Task to carry out.
Go through the lines below and copy any that hold the string "JSON".
(Available data Opens)
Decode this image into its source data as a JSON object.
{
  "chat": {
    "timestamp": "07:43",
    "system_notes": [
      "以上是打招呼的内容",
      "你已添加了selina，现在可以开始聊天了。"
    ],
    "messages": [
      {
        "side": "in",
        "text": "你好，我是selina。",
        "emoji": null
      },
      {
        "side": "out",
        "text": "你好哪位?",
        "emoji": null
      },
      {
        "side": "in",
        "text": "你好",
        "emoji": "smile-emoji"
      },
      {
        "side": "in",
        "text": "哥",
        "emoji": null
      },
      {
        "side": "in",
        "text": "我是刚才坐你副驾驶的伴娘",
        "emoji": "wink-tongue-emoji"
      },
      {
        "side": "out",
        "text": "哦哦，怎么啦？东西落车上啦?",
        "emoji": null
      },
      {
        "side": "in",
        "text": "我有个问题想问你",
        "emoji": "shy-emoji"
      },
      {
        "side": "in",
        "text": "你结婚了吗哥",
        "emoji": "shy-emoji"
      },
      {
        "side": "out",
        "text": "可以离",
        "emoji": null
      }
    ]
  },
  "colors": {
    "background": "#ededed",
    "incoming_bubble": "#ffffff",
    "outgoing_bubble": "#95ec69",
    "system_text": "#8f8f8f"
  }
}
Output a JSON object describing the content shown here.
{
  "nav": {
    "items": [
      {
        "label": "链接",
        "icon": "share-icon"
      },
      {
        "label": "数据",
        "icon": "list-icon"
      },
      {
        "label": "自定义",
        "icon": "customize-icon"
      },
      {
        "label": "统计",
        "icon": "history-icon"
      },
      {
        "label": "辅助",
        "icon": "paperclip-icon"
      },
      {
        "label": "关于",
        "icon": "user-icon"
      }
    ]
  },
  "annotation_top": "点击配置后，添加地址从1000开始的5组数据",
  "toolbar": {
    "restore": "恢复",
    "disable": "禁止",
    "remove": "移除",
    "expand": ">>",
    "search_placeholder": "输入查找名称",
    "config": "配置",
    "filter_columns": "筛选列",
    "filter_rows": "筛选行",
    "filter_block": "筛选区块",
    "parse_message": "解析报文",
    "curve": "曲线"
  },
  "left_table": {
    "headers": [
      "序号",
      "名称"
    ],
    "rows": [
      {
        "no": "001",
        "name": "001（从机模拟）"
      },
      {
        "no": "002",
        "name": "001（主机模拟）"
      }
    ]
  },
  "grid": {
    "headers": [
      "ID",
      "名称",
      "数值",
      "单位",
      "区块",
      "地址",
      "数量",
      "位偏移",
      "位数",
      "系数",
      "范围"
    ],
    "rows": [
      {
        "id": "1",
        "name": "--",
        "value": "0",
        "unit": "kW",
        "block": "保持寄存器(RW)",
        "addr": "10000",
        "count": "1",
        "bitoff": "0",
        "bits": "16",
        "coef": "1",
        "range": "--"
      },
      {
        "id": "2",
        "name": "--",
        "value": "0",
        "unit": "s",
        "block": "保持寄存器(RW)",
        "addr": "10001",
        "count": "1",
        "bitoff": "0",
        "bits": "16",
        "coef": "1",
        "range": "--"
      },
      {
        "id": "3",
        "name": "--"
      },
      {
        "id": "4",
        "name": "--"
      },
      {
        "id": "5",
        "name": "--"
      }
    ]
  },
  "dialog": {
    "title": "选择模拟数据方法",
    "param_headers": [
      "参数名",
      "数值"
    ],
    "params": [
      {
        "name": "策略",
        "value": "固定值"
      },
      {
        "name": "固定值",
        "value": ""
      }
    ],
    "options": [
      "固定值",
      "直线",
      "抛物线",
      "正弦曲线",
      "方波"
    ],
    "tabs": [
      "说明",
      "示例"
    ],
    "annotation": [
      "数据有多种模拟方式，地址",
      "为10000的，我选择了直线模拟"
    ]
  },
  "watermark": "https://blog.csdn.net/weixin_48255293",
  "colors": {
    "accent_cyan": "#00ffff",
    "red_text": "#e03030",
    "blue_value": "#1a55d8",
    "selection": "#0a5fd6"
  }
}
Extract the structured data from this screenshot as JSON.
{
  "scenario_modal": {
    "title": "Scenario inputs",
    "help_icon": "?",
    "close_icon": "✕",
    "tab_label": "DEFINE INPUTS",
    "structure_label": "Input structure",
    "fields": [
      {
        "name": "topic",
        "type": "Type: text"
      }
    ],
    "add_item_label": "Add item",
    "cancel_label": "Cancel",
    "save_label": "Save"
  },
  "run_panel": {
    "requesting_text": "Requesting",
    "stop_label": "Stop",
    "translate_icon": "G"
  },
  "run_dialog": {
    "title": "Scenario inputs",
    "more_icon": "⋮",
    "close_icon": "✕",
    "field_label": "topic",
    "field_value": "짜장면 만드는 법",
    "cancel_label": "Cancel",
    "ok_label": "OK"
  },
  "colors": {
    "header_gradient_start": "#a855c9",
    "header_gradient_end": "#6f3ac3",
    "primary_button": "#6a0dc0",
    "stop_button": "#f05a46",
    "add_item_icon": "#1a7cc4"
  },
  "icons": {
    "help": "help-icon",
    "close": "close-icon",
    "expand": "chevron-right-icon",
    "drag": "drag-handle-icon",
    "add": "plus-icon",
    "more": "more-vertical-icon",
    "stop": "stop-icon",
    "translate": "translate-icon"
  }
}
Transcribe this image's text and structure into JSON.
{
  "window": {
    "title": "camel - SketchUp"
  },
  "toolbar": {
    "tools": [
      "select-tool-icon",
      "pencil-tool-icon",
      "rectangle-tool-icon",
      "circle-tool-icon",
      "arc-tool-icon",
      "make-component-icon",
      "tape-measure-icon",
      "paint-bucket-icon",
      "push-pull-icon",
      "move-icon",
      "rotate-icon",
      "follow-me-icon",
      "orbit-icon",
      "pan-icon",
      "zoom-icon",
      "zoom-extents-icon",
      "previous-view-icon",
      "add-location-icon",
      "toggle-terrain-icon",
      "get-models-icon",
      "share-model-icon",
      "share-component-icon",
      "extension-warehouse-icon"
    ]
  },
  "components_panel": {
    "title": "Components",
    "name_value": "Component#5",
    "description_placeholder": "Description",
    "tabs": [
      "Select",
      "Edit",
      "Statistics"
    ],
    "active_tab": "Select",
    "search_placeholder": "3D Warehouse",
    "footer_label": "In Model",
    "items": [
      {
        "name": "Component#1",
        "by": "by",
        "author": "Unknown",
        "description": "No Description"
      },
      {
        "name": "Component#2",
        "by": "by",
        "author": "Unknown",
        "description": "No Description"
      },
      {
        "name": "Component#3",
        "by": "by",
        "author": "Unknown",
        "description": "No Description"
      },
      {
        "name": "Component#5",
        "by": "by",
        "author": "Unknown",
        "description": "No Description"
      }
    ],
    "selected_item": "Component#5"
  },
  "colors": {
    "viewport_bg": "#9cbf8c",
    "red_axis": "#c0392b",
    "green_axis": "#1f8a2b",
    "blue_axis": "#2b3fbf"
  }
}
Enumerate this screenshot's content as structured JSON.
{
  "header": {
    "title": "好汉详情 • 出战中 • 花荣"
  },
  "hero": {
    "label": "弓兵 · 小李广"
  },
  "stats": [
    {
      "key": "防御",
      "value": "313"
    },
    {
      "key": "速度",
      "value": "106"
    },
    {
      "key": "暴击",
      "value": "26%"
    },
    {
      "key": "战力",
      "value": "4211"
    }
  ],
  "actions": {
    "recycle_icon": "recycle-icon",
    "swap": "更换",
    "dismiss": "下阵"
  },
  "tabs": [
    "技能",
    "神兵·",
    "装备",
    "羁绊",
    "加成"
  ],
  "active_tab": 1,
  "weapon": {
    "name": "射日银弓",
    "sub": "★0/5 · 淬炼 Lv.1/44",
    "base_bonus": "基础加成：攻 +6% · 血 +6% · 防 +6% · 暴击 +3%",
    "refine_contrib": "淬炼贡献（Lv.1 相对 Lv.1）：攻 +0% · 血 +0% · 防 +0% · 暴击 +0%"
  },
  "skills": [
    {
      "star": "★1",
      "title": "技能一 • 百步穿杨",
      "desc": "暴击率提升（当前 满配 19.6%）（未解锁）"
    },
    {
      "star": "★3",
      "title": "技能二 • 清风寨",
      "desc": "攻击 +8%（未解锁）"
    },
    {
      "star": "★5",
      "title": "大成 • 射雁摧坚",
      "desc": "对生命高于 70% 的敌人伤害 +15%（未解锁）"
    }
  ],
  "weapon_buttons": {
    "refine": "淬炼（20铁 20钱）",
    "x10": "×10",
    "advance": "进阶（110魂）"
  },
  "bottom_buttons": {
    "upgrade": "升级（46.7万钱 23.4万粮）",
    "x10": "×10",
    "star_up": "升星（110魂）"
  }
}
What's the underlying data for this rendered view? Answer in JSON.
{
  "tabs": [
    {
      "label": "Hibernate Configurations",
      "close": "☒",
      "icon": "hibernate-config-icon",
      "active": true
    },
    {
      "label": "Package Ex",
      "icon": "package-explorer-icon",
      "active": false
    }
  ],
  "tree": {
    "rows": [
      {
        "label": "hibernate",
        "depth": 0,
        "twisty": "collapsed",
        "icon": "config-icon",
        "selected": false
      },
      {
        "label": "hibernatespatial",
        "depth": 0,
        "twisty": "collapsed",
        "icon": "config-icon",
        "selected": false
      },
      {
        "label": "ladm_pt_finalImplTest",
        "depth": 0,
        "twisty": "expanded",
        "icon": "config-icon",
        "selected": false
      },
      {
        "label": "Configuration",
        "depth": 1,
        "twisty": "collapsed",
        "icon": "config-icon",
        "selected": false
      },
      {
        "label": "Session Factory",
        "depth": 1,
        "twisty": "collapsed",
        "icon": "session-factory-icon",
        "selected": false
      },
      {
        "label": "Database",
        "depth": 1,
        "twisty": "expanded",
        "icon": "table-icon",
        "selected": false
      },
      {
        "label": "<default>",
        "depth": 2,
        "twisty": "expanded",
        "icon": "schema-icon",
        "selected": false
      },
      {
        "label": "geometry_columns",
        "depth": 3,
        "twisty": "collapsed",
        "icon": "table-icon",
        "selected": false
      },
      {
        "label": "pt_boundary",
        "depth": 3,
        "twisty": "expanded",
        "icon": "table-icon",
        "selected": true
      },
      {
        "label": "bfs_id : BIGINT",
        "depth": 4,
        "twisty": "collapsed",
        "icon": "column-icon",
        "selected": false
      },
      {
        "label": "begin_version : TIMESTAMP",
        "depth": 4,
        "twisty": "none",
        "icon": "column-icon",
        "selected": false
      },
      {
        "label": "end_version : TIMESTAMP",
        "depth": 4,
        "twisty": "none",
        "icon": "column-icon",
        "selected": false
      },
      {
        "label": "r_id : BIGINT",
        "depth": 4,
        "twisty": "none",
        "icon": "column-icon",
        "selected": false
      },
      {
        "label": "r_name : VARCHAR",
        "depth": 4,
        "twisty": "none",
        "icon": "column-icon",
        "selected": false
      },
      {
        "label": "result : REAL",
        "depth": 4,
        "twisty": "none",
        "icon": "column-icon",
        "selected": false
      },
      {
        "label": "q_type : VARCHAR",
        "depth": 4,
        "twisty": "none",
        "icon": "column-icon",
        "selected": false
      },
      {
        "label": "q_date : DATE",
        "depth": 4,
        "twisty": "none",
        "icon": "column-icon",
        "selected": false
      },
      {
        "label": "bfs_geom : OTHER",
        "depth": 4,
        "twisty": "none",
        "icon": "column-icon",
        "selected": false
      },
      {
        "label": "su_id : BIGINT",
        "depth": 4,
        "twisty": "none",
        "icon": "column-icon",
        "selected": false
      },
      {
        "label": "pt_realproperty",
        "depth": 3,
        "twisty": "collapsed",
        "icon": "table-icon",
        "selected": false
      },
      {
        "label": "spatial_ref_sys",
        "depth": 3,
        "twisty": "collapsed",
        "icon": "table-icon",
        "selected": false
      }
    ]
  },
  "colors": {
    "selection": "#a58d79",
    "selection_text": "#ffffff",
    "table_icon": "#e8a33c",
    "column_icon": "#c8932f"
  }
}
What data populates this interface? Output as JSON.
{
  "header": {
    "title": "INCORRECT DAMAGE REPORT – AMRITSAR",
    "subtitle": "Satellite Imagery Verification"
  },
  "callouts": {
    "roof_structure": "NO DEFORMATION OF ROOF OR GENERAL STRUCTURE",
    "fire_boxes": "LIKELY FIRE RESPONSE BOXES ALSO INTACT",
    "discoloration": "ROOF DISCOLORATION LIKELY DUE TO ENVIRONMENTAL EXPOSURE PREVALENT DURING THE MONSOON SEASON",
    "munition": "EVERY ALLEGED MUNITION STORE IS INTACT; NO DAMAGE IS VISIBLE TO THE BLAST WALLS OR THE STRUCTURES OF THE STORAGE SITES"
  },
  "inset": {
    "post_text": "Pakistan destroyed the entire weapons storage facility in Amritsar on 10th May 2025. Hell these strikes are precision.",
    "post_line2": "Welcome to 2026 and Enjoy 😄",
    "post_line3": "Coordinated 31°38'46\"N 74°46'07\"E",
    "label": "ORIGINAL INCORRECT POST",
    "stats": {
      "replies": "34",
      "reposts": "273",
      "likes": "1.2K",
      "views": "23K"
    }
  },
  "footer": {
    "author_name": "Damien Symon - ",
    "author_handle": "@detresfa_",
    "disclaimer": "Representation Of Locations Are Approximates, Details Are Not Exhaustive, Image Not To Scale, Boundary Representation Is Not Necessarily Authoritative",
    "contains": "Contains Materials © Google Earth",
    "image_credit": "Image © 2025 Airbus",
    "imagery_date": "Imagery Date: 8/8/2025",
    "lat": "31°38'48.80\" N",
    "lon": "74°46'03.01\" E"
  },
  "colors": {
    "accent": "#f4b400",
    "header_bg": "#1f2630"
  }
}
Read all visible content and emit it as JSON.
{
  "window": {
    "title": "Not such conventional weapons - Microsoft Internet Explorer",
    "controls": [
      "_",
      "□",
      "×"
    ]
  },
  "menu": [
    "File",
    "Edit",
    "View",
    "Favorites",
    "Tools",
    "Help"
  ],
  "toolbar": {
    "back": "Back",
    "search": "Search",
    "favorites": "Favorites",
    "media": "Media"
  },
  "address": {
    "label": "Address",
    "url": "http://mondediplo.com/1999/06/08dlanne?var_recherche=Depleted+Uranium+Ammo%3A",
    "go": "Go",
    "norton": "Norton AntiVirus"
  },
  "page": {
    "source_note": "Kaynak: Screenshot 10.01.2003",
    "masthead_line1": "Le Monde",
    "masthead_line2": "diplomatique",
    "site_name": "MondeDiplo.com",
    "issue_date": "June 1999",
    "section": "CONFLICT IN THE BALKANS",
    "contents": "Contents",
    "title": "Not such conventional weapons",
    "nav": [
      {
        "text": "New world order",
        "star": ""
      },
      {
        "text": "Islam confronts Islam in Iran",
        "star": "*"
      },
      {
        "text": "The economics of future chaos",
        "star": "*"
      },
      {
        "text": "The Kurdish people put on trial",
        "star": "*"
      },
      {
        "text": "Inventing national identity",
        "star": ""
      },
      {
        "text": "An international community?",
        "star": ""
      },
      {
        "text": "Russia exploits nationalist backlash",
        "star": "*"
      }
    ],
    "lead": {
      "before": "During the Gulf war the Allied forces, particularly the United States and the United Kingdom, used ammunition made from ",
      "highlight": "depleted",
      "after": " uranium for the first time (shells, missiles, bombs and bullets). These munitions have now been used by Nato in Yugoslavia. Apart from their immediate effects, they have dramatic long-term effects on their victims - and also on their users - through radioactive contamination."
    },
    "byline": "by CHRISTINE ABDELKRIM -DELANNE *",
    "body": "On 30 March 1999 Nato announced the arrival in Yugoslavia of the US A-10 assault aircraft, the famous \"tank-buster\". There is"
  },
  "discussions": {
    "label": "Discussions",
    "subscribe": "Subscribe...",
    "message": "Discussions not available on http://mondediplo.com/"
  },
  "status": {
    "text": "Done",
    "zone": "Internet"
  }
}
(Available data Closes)
Solved exercise.
Decode this image into its source data as a JSON object.
Output a JSON object describing the content shown here.
Extract the structured data from this screenshot as JSON.
Transcribe this image's text and structure into JSON.
Enumerate this screenshot's content as structured JSON.
What's the underlying data for this rendered view? Answer in JSON.
What data populates this interface? Output as JSON.
Read all visible content and emit it as JSON.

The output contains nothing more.